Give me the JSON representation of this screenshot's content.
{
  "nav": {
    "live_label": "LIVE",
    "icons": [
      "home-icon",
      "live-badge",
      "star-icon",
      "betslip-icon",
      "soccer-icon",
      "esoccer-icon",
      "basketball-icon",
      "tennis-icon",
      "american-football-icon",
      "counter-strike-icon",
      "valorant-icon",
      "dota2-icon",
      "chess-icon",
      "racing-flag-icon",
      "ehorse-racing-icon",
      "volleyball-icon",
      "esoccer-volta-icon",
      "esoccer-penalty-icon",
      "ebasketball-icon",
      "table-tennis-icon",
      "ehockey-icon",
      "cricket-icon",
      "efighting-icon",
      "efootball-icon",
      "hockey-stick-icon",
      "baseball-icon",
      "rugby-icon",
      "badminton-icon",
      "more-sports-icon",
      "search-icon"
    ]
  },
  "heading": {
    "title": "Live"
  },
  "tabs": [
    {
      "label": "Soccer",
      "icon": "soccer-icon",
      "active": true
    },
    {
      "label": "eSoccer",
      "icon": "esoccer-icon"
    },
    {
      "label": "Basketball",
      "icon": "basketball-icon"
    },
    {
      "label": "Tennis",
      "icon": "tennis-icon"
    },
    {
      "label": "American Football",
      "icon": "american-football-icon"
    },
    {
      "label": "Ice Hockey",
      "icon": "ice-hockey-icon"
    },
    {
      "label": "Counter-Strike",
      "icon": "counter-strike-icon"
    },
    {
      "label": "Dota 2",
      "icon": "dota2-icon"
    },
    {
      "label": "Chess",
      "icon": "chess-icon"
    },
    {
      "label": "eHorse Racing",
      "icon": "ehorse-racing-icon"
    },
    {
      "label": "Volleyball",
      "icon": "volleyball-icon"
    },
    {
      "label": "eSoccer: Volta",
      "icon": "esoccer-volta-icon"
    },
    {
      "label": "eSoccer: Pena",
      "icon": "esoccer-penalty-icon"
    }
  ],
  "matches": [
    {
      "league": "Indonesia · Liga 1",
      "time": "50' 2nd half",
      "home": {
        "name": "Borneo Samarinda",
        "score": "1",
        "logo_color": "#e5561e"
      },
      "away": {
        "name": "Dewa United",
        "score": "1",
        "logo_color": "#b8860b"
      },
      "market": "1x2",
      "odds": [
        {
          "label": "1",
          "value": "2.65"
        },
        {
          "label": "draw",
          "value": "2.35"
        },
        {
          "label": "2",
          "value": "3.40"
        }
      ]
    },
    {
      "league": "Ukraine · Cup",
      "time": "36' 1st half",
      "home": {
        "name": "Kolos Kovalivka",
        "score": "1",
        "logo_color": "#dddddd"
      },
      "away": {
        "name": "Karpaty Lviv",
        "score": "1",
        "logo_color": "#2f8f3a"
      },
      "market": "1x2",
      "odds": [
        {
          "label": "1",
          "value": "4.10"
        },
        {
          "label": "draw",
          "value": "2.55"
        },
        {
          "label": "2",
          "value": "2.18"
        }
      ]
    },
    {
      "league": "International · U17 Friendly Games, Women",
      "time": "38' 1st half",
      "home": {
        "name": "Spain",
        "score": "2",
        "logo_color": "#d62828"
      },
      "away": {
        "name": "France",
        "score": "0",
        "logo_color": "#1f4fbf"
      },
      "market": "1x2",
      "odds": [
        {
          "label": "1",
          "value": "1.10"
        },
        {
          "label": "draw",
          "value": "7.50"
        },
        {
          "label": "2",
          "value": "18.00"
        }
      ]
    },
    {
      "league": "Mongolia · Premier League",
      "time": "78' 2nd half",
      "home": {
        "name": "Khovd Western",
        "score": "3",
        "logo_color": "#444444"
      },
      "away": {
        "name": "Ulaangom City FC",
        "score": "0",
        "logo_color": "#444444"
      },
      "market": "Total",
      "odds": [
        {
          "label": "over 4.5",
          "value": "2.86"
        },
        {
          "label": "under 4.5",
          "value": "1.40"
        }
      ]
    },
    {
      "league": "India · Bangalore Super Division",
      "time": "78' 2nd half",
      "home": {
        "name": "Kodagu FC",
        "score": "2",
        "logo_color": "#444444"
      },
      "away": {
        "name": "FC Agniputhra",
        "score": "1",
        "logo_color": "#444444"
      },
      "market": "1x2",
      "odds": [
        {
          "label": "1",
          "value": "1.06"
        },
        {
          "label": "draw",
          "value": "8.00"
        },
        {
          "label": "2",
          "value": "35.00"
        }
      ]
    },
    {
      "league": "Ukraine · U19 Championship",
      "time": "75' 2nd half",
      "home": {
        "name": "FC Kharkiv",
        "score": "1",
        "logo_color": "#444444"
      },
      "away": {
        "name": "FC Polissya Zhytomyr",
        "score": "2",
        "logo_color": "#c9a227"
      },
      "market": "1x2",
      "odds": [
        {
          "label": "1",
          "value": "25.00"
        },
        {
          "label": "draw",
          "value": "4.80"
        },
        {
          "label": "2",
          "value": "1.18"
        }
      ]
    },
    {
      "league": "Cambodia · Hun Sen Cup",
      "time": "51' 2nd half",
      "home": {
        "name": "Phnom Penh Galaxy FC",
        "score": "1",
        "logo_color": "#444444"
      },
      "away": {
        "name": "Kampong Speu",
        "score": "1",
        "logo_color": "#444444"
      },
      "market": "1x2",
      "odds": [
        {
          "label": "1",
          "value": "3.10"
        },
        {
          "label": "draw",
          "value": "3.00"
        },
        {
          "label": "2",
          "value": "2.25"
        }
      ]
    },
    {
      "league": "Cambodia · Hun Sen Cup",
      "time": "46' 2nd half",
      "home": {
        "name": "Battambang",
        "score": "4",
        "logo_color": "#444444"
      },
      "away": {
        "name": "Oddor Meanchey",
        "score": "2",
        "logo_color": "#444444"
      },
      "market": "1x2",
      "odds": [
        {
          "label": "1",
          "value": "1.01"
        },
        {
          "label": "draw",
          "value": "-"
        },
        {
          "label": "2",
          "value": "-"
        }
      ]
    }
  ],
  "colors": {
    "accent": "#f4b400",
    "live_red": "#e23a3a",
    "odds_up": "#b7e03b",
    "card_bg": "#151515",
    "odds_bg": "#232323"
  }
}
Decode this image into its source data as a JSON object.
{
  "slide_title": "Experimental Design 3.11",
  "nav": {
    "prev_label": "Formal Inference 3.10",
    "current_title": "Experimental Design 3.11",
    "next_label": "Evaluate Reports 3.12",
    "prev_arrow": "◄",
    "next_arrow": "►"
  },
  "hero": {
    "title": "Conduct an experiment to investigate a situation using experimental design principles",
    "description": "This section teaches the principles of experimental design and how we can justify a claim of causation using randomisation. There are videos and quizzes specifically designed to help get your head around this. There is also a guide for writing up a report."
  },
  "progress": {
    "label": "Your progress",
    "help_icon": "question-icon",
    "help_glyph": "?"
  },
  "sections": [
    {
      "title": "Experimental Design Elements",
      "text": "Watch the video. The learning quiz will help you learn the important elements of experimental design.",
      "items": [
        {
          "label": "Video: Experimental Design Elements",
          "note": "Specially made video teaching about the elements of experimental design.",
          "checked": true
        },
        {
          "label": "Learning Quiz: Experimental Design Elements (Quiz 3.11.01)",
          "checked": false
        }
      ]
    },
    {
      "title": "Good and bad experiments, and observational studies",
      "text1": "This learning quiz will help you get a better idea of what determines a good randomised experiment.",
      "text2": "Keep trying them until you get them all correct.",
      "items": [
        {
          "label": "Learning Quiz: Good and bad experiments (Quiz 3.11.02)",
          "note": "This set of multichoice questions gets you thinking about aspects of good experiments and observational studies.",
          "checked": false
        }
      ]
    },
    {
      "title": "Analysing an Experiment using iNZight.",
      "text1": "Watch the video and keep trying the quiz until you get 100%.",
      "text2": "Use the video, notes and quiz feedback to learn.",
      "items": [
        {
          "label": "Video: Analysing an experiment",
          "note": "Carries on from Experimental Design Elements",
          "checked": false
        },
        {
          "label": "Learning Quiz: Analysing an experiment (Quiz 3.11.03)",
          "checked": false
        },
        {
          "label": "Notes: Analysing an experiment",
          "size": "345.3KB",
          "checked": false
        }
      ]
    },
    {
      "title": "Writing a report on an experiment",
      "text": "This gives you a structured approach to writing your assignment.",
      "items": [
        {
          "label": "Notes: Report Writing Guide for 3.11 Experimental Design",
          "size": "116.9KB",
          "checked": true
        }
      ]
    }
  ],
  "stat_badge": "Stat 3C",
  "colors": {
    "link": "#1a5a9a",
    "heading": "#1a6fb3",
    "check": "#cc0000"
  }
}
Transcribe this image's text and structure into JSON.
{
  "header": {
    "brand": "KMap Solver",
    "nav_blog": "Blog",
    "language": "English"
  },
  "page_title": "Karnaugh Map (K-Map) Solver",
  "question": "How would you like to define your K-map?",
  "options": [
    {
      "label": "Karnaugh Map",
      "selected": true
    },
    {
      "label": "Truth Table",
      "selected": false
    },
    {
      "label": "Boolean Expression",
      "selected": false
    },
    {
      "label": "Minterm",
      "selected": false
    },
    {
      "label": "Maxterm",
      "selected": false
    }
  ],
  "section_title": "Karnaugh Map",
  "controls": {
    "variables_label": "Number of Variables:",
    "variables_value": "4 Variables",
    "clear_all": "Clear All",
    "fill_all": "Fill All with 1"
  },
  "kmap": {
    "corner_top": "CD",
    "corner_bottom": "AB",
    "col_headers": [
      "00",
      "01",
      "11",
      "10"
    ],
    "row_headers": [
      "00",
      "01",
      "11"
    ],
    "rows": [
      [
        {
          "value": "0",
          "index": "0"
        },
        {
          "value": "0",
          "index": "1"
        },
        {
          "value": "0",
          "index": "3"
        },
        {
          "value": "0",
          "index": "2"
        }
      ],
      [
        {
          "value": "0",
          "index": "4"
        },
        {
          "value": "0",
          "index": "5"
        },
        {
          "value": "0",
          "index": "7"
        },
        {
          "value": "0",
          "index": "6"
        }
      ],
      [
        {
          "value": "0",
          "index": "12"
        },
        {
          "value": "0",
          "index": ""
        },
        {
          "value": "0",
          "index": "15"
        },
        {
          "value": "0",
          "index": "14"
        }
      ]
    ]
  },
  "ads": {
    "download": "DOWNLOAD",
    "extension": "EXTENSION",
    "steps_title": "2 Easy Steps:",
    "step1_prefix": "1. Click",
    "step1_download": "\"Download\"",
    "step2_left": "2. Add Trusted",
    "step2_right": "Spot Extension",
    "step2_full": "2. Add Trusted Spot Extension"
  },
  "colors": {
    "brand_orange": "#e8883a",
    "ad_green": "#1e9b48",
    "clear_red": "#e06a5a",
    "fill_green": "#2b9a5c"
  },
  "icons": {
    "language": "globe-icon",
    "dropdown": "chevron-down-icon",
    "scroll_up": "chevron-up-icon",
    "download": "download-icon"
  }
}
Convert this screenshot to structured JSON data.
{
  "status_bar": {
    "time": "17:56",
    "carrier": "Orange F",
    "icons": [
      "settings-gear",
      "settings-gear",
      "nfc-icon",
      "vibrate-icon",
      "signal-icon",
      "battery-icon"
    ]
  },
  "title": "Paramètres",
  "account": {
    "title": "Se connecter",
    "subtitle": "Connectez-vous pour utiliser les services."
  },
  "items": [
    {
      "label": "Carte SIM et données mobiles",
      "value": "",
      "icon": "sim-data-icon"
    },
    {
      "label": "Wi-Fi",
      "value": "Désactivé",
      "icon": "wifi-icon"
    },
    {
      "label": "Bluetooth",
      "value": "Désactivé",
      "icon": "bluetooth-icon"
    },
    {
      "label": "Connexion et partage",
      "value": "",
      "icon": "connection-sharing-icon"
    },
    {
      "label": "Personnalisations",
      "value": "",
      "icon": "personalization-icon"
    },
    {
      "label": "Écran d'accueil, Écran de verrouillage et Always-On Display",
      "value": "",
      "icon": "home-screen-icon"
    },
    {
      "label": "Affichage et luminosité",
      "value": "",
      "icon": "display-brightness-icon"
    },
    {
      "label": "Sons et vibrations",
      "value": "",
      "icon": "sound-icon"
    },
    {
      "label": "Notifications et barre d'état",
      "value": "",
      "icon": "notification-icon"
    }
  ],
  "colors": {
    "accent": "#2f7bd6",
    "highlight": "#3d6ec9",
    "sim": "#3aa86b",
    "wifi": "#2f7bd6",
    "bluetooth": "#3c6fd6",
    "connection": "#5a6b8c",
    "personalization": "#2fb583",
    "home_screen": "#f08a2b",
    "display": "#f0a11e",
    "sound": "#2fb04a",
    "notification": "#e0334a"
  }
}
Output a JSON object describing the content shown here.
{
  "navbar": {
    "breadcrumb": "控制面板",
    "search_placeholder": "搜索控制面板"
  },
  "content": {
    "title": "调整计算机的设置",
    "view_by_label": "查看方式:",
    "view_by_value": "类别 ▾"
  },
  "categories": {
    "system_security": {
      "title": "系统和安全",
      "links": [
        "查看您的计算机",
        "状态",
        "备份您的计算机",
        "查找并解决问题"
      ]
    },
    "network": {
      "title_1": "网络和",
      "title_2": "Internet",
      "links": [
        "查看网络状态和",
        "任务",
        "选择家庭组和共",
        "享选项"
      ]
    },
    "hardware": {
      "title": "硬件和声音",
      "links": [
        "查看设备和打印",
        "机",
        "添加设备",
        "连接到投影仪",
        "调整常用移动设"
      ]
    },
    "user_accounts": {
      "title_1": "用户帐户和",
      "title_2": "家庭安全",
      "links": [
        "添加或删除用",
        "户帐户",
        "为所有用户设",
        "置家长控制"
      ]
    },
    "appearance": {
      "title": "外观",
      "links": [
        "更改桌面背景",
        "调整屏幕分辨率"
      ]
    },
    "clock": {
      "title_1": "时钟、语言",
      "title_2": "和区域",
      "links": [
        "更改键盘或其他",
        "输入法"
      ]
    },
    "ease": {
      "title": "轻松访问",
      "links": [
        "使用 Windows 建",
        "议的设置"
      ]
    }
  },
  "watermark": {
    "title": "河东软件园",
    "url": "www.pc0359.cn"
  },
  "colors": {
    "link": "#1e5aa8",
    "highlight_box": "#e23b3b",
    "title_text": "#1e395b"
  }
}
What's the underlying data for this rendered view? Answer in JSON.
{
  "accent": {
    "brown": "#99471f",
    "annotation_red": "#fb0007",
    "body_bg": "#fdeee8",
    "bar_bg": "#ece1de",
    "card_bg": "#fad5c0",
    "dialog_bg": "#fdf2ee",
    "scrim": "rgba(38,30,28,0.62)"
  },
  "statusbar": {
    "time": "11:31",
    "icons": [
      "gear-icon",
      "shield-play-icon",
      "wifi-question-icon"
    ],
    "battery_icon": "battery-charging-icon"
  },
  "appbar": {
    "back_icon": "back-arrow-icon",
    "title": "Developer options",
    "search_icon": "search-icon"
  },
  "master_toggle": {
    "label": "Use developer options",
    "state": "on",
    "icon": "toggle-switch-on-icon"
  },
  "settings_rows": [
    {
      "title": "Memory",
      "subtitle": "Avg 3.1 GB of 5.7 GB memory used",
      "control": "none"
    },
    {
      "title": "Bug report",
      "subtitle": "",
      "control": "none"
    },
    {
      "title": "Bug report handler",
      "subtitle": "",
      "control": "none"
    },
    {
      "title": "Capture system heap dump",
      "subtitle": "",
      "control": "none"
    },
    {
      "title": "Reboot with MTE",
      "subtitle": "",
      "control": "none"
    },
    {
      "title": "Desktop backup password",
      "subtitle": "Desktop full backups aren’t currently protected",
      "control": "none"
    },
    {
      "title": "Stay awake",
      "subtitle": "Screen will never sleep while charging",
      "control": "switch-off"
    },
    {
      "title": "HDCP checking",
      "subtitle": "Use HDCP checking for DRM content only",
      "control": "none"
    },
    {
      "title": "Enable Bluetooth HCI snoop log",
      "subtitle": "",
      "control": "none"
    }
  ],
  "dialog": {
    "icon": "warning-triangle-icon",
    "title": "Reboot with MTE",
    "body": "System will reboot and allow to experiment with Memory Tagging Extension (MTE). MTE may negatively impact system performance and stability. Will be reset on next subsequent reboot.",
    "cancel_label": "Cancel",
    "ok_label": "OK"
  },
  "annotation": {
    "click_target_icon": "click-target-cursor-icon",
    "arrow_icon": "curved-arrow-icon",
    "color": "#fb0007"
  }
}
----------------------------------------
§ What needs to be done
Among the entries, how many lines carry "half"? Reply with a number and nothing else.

§ Solution to this exercise
8